Your objective » Every record here needs to be retyped exactly.

Entries taken from a collection »
========================
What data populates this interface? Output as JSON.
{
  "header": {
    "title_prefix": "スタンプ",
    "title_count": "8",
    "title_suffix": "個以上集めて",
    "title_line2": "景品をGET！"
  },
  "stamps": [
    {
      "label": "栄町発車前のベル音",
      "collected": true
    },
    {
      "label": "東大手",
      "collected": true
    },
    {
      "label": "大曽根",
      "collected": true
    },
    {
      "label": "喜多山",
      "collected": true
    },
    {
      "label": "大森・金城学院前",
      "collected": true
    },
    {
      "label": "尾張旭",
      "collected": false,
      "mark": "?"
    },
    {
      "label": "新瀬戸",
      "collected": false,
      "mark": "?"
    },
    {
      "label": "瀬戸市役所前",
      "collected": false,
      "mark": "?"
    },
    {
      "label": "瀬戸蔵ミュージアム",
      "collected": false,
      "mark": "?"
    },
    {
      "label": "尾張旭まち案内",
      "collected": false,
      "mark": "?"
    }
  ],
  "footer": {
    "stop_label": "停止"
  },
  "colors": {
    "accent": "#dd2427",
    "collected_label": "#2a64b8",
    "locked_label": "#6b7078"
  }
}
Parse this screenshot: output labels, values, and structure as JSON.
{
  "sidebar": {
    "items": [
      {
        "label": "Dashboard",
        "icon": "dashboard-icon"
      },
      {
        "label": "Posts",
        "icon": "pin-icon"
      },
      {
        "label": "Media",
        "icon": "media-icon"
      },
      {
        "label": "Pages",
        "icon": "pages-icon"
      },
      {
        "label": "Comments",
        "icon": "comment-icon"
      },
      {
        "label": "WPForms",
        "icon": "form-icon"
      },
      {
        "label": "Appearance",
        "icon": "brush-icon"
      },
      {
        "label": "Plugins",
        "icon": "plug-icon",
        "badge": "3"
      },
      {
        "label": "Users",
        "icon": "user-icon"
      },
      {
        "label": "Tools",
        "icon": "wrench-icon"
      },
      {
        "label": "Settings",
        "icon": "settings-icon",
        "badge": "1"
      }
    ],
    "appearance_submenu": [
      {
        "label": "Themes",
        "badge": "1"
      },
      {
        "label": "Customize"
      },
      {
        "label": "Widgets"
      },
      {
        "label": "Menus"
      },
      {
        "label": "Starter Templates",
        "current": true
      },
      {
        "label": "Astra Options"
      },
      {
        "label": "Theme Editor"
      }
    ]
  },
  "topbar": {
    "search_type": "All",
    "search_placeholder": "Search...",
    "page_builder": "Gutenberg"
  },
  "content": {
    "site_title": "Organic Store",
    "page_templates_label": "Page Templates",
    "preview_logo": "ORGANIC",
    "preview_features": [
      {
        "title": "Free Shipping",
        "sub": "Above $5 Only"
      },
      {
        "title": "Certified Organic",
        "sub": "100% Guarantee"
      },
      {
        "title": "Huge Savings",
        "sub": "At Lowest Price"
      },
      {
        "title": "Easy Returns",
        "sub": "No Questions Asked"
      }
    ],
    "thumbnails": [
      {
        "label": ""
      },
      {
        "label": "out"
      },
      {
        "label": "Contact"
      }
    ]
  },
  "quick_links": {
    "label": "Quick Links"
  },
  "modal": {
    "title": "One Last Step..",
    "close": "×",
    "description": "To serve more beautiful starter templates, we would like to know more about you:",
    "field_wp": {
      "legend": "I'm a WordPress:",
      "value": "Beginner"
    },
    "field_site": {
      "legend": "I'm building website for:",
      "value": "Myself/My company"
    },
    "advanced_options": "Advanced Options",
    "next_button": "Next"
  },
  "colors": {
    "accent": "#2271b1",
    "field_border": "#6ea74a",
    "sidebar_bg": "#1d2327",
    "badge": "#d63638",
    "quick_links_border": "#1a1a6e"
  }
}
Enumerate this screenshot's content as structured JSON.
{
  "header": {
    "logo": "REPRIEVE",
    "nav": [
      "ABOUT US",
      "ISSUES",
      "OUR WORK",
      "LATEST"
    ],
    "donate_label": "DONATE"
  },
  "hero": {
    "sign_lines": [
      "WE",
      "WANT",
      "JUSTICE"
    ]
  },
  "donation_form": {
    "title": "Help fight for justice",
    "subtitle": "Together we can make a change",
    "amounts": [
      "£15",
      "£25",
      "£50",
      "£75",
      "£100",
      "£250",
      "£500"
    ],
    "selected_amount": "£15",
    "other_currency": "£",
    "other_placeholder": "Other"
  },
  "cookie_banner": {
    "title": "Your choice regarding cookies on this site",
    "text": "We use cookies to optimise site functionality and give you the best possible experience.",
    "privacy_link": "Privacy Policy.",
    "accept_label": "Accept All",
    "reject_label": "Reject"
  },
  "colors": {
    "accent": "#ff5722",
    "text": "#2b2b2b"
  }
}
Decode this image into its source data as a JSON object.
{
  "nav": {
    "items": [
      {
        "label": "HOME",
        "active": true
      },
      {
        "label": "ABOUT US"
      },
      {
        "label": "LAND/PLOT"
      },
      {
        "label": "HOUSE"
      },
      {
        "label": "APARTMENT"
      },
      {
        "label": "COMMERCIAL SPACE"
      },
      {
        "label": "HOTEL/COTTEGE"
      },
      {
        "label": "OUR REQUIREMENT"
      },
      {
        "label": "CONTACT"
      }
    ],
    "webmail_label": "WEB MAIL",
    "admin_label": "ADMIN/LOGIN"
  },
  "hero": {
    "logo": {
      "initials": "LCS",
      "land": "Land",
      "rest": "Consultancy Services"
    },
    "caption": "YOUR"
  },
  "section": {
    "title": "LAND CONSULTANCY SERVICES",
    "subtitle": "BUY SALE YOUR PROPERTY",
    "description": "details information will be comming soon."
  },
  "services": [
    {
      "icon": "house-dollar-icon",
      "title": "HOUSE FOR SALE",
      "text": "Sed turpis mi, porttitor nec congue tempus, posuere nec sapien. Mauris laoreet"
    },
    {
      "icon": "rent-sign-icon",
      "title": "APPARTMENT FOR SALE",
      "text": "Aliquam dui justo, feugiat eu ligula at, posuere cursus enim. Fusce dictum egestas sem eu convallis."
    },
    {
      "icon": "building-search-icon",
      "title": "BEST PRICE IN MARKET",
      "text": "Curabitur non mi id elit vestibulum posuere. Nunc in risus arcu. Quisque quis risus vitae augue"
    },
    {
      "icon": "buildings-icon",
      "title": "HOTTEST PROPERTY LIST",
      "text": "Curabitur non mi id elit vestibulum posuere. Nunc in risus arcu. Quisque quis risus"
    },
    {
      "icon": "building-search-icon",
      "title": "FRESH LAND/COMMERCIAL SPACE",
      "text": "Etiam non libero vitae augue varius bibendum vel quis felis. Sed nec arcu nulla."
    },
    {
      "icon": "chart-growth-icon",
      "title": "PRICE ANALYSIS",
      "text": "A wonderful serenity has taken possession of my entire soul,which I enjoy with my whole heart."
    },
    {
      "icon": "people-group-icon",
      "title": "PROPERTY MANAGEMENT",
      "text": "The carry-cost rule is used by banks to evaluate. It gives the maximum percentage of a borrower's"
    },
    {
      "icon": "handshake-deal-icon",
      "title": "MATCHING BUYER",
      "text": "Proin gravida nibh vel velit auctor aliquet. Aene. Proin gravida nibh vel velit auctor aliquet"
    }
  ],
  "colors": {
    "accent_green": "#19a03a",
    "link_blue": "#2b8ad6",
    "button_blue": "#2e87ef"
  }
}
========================
Exercise output »
What data populates this interface? Output as JSON.
{
  "header": {
    "title_prefix": "スタンプ",
    "title_count": "8",
    "title_suffix": "個以上集めて",
    "title_line2": "景品をGET！"
  },
  "stamps": [
    {
      "label": "栄町発車前のベル音",
      "collected": true
    },
    {
      "label": "東大手",
      "collected": true
    },
    {
      "label": "大曽根",
      "collected": true
    },
    {
      "label": "喜多山",
      "collected": true
    },
    {
      "label": "大森・金城学院前",
      "collected": true
    },
    {
      "label": "尾張旭",
      "collected": false,
      "mark": "?"
    },
    {
      "label": "新瀬戸",
      "collected": false,
      "mark": "?"
    },
    {
      "label": "瀬戸市役所前",
      "collected": false,
      "mark": "?"
    },
    {
      "label": "瀬戸蔵ミュージアム",
      "collected": false,
      "mark": "?"
    },
    {
      "label": "尾張旭まち案内",
      "collected": false,
      "mark": "?"
    }
  ],
  "footer": {
    "stop_label": "停止"
  },
  "colors": {
    "accent": "#dd2427",
    "collected_label": "#2a64b8",
    "locked_label": "#6b7078"
  }
}
Parse this screenshot: output labels, values, and structure as JSON.
{
  "sidebar": {
    "items": [
      {
        "label": "Dashboard",
        "icon": "dashboard-icon"
      },
      {
        "label": "Posts",
        "icon": "pin-icon"
      },
      {
        "label": "Media",
        "icon": "media-icon"
      },
      {
        "label": "Pages",
        "icon": "pages-icon"
      },
      {
        "label": "Comments",
        "icon": "comment-icon"
      },
      {
        "label": "WPForms",
        "icon": "form-icon"
      },
      {
        "label": "Appearance",
        "icon": "brush-icon"
      },
      {
        "label": "Plugins",
        "icon": "plug-icon",
        "badge": "3"
      },
      {
        "label": "Users",
        "icon": "user-icon"
      },
      {
        "label": "Tools",
        "icon": "wrench-icon"
      },
      {
        "label": "Settings",
        "icon": "settings-icon",
        "badge": "1"
      }
    ],
    "appearance_submenu": [
      {
        "label": "Themes",
        "badge": "1"
      },
      {
        "label": "Customize"
      },
      {
        "label": "Widgets"
      },
      {
        "label": "Menus"
      },
      {
        "label": "Starter Templates",
        "current": true
      },
      {
        "label": "Astra Options"
      },
      {
        "label": "Theme Editor"
      }
    ]
  },
  "topbar": {
    "search_type": "All",
    "search_placeholder": "Search...",
    "page_builder": "Gutenberg"
  },
  "content": {
    "site_title": "Organic Store",
    "page_templates_label": "Page Templates",
    "preview_logo": "ORGANIC",
    "preview_features": [
      {
        "title": "Free Shipping",
        "sub": "Above $5 Only"
      },
      {
        "title": "Certified Organic",
        "sub": "100% Guarantee"
      },
      {
        "title": "Huge Savings",
        "sub": "At Lowest Price"
      },
      {
        "title": "Easy Returns",
        "sub": "No Questions Asked"
      }
    ],
    "thumbnails": [
      {
        "label": ""
      },
      {
        "label": "out"
      },
      {
        "label": "Contact"
      }
    ]
  },
  "quick_links": {
    "label": "Quick Links"
  },
  "modal": {
    "title": "One Last Step..",
    "close": "×",
    "description": "To serve more beautiful starter templates, we would like to know more about you:",
    "field_wp": {
      "legend": "I'm a WordPress:",
      "value": "Beginner"
    },
    "field_site": {
      "legend": "I'm building website for:",
      "value": "Myself/My company"
    },
    "advanced_options": "Advanced Options",
    "next_button": "Next"
  },
  "colors": {
    "accent": "#2271b1",
    "field_border": "#6ea74a",
    "sidebar_bg": "#1d2327",
    "badge": "#d63638",
    "quick_links_border": "#1a1a6e"
  }
}
Enumerate this screenshot's content as structured JSON.
{
  "header": {
    "logo": "REPRIEVE",
    "nav": [
      "ABOUT US",
      "ISSUES",
      "OUR WORK",
      "LATEST"
    ],
    "donate_label": "DONATE"
  },
  "hero": {
    "sign_lines": [
      "WE",
      "WANT",
      "JUSTICE"
    ]
  },
  "donation_form": {
    "title": "Help fight for justice",
    "subtitle": "Together we can make a change",
    "amounts": [
      "£15",
      "£25",
      "£50",
      "£75",
      "£100",
      "£250",
      "£500"
    ],
    "selected_amount": "£15",
    "other_currency": "£",
    "other_placeholder": "Other"
  },
  "cookie_banner": {
    "title": "Your choice regarding cookies on this site",
    "text": "We use cookies to optimise site functionality and give you the best possible experience.",
    "privacy_link": "Privacy Policy.",
    "accept_label": "Accept All",
    "reject_label": "Reject"
  },
  "colors": {
    "accent": "#ff5722",
    "text": "#2b2b2b"
  }
}
Decode this image into its source data as a JSON object.
{
  "nav": {
    "items": [
      {
        "label": "HOME",
        "active": true
      },
      {
        "label": "ABOUT US"
      },
      {
        "label": "LAND/PLOT"
      },
      {
        "label": "HOUSE"
      },
      {
        "label": "APARTMENT"
      },
      {
        "label": "COMMERCIAL SPACE"
      },
      {
        "label": "HOTEL/COTTEGE"
      },
      {
        "label": "OUR REQUIREMENT"
      },
      {
        "label": "CONTACT"
      }
    ],
    "webmail_label": "WEB MAIL",
    "admin_label": "ADMIN/LOGIN"
  },
  "hero": {
    "logo": {
      "initials": "LCS",
      "land": "Land",
      "rest": "Consultancy Services"
    },
    "caption": "YOUR"
  },
  "section": {
    "title": "LAND CONSULTANCY SERVICES",
    "subtitle": "BUY SALE YOUR PROPERTY",
    "description": "details information will be comming soon."
  },
  "services": [
    {
      "icon": "house-dollar-icon",
      "title": "HOUSE FOR SALE",
      "text": "Sed turpis mi, porttitor nec congue tempus, posuere nec sapien. Mauris laoreet"
    },
    {
      "icon": "rent-sign-icon",
      "title": "APPARTMENT FOR SALE",
      "text": "Aliquam dui justo, feugiat eu ligula at, posuere cursus enim. Fusce dictum egestas sem eu convallis."
    },
    {
      "icon": "building-search-icon",
      "title": "BEST PRICE IN MARKET",
      "text": "Curabitur non mi id elit vestibulum posuere. Nunc in risus arcu. Quisque quis risus vitae augue"
    },
    {
      "icon": "buildings-icon",
      "title": "HOTTEST PROPERTY LIST",
      "text": "Curabitur non mi id elit vestibulum posuere. Nunc in risus arcu. Quisque quis risus"
    },
    {
      "icon": "building-search-icon",
      "title": "FRESH LAND/COMMERCIAL SPACE",
      "text": "Etiam non libero vitae augue varius bibendum vel quis felis. Sed nec arcu nulla."
    },
    {
      "icon": "chart-growth-icon",
      "title": "PRICE ANALYSIS",
      "text": "A wonderful serenity has taken possession of my entire soul,which I enjoy with my whole heart."
    },
    {
      "icon": "people-group-icon",
      "title": "PROPERTY MANAGEMENT",
      "text": "The carry-cost rule is used by banks to evaluate. It gives the maximum percentage of a borrower's"
    },
    {
      "icon": "handshake-deal-icon",
      "title": "MATCHING BUYER",
      "text": "Proin gravida nibh vel velit auctor aliquet. Aene. Proin gravida nibh vel velit auctor aliquet"
    }
  ],
  "colors": {
    "accent_green": "#19a03a",
    "link_blue": "#2b8ad6",
    "button_blue": "#2e87ef"
  }
}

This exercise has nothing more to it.